**Task directions**
Reprint the entries without altering anything.
--- Dataset entries Enclosed Below ---
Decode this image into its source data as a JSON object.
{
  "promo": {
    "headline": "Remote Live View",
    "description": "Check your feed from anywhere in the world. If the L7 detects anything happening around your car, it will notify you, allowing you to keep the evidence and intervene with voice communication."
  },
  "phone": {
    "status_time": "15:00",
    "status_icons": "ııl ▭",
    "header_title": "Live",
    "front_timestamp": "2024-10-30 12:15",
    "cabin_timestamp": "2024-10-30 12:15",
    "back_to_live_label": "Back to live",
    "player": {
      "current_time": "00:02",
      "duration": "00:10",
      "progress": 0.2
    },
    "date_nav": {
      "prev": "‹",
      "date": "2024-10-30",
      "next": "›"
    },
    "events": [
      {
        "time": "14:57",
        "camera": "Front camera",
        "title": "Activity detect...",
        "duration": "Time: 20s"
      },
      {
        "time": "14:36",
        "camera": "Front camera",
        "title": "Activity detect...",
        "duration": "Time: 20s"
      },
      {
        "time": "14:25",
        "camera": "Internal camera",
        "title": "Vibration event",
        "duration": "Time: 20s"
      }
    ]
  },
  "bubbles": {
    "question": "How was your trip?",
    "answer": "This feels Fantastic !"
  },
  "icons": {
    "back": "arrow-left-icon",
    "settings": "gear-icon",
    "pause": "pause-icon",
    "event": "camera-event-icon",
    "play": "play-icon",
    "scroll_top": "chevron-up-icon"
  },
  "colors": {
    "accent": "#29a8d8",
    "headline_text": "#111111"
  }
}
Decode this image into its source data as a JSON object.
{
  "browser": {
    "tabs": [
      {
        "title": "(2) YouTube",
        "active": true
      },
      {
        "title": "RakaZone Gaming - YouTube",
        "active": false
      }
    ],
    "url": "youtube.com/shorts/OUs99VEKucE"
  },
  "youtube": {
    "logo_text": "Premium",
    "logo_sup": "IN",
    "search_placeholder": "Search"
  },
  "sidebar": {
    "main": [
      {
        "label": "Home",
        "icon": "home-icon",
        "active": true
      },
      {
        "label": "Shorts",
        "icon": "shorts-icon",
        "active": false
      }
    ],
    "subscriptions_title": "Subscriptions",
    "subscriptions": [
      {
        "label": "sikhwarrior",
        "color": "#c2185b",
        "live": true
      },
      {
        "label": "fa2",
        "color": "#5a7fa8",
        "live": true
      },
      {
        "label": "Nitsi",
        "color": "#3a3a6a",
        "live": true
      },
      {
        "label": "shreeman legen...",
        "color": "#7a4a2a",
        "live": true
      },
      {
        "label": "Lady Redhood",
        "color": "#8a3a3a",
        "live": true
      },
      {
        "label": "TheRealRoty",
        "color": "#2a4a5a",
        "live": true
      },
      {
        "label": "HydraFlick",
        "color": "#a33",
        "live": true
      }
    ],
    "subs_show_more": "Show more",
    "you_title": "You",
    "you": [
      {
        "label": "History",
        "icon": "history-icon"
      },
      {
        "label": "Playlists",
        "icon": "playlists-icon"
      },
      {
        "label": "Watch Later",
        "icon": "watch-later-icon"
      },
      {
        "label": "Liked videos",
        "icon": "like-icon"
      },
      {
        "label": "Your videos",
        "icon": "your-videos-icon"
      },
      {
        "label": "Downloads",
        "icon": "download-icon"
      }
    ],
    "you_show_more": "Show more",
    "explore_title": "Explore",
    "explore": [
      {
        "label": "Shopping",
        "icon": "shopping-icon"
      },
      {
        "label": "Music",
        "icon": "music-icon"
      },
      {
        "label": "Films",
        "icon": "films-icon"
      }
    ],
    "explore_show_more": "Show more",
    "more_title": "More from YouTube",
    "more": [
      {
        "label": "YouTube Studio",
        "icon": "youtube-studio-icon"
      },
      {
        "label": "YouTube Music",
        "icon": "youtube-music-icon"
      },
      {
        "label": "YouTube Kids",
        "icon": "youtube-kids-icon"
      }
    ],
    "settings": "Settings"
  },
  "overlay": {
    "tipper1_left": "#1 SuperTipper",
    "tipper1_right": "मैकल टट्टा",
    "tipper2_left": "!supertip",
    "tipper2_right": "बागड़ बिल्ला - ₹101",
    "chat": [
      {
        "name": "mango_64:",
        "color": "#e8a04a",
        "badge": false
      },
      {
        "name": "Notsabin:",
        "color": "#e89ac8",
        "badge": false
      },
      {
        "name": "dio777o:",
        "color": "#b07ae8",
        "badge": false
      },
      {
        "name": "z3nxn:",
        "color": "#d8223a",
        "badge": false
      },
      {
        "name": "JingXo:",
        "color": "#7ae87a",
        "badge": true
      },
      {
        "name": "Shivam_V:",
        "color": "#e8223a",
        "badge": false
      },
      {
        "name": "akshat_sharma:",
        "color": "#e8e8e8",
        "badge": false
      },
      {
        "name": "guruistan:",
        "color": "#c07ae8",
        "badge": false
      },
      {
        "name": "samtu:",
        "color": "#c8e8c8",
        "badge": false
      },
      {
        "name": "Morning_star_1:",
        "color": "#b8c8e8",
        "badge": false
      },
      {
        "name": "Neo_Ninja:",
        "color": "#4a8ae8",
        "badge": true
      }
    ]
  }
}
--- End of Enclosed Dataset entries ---
**Written solution**
Decode this image into its source data as a JSON object.
{
  "promo": {
    "headline": "Remote Live View",
    "description": "Check your feed from anywhere in the world. If the L7 detects anything happening around your car, it will notify you, allowing you to keep the evidence and intervene with voice communication."
  },
  "phone": {
    "status_time": "15:00",
    "status_icons": "ııl ▭",
    "header_title": "Live",
    "front_timestamp": "2024-10-30 12:15",
    "cabin_timestamp": "2024-10-30 12:15",
    "back_to_live_label": "Back to live",
    "player": {
      "current_time": "00:02",
      "duration": "00:10",
      "progress": 0.2
    },
    "date_nav": {
      "prev": "‹",
      "date": "2024-10-30",
      "next": "›"
    },
    "events": [
      {
        "time": "14:57",
        "camera": "Front camera",
        "title": "Activity detect...",
        "duration": "Time: 20s"
      },
      {
        "time": "14:36",
        "camera": "Front camera",
        "title": "Activity detect...",
        "duration": "Time: 20s"
      },
      {
        "time": "14:25",
        "camera": "Internal camera",
        "title": "Vibration event",
        "duration": "Time: 20s"
      }
    ]
  },
  "bubbles": {
    "question": "How was your trip?",
    "answer": "This feels Fantastic !"
  },
  "icons": {
    "back": "arrow-left-icon",
    "settings": "gear-icon",
    "pause": "pause-icon",
    "event": "camera-event-icon",
    "play": "play-icon",
    "scroll_top": "chevron-up-icon"
  },
  "colors": {
    "accent": "#29a8d8",
    "headline_text": "#111111"
  }
}
Decode this image into its source data as a JSON object.
{
  "browser": {
    "tabs": [
      {
        "title": "(2) YouTube",
        "active": true
      },
      {
        "title": "RakaZone Gaming - YouTube",
        "active": false
      }
    ],
    "url": "youtube.com/shorts/OUs99VEKucE"
  },
  "youtube": {
    "logo_text": "Premium",
    "logo_sup": "IN",
    "search_placeholder": "Search"
  },
  "sidebar": {
    "main": [
      {
        "label": "Home",
        "icon": "home-icon",
        "active": true
      },
      {
        "label": "Shorts",
        "icon": "shorts-icon",
        "active": false
      }
    ],
    "subscriptions_title": "Subscriptions",
    "subscriptions": [
      {
        "label": "sikhwarrior",
        "color": "#c2185b",
        "live": true
      },
      {
        "label": "fa2",
        "color": "#5a7fa8",
        "live": true
      },
      {
        "label": "Nitsi",
        "color": "#3a3a6a",
        "live": true
      },
      {
        "label": "shreeman legen...",
        "color": "#7a4a2a",
        "live": true
      },
      {
        "label": "Lady Redhood",
        "color": "#8a3a3a",
        "live": true
      },
      {
        "label": "TheRealRoty",
        "color": "#2a4a5a",
        "live": true
      },
      {
        "label": "HydraFlick",
        "color": "#a33",
        "live": true
      }
    ],
    "subs_show_more": "Show more",
    "you_title": "You",
    "you": [
      {
        "label": "History",
        "icon": "history-icon"
      },
      {
        "label": "Playlists",
        "icon": "playlists-icon"
      },
      {
        "label": "Watch Later",
        "icon": "watch-later-icon"
      },
      {
        "label": "Liked videos",
        "icon": "like-icon"
      },
      {
        "label": "Your videos",
        "icon": "your-videos-icon"
      },
      {
        "label": "Downloads",
        "icon": "download-icon"
      }
    ],
    "you_show_more": "Show more",
    "explore_title": "Explore",
    "explore": [
      {
        "label": "Shopping",
        "icon": "shopping-icon"
      },
      {
        "label": "Music",
        "icon": "music-icon"
      },
      {
        "label": "Films",
        "icon": "films-icon"
      }
    ],
    "explore_show_more": "Show more",
    "more_title": "More from YouTube",
    "more": [
      {
        "label": "YouTube Studio",
        "icon": "youtube-studio-icon"
      },
      {
        "label": "YouTube Music",
        "icon": "youtube-music-icon"
      },
      {
        "label": "YouTube Kids",
        "icon": "youtube-kids-icon"
      }
    ],
    "settings": "Settings"
  },
  "overlay": {
    "tipper1_left": "#1 SuperTipper",
    "tipper1_right": "मैकल टट्टा",
    "tipper2_left": "!supertip",
    "tipper2_right": "बागड़ बिल्ला - ₹101",
    "chat": [
      {
        "name": "mango_64:",
        "color": "#e8a04a",
        "badge": false
      },
      {
        "name": "Notsabin:",
        "color": "#e89ac8",
        "badge": false
      },
      {
        "name": "dio777o:",
        "color": "#b07ae8",
        "badge": false
      },
      {
        "name": "z3nxn:",
        "color": "#d8223a",
        "badge": false
      },
      {
        "name": "JingXo:",
        "color": "#7ae87a",
        "badge": true
      },
      {
        "name": "Shivam_V:",
        "color": "#e8223a",
        "badge": false
      },
      {
        "name": "akshat_sharma:",
        "color": "#e8e8e8",
        "badge": false
      },
      {
        "name": "guruistan:",
        "color": "#c07ae8",
        "badge": false
      },
      {
        "name": "samtu:",
        "color": "#c8e8c8",
        "badge": false
      },
      {
        "name": "Morning_star_1:",
        "color": "#b8c8e8",
        "badge": false
      },
      {
        "name": "Neo_Ninja:",
        "color": "#4a8ae8",
        "badge": true
      }
    ]
  }
}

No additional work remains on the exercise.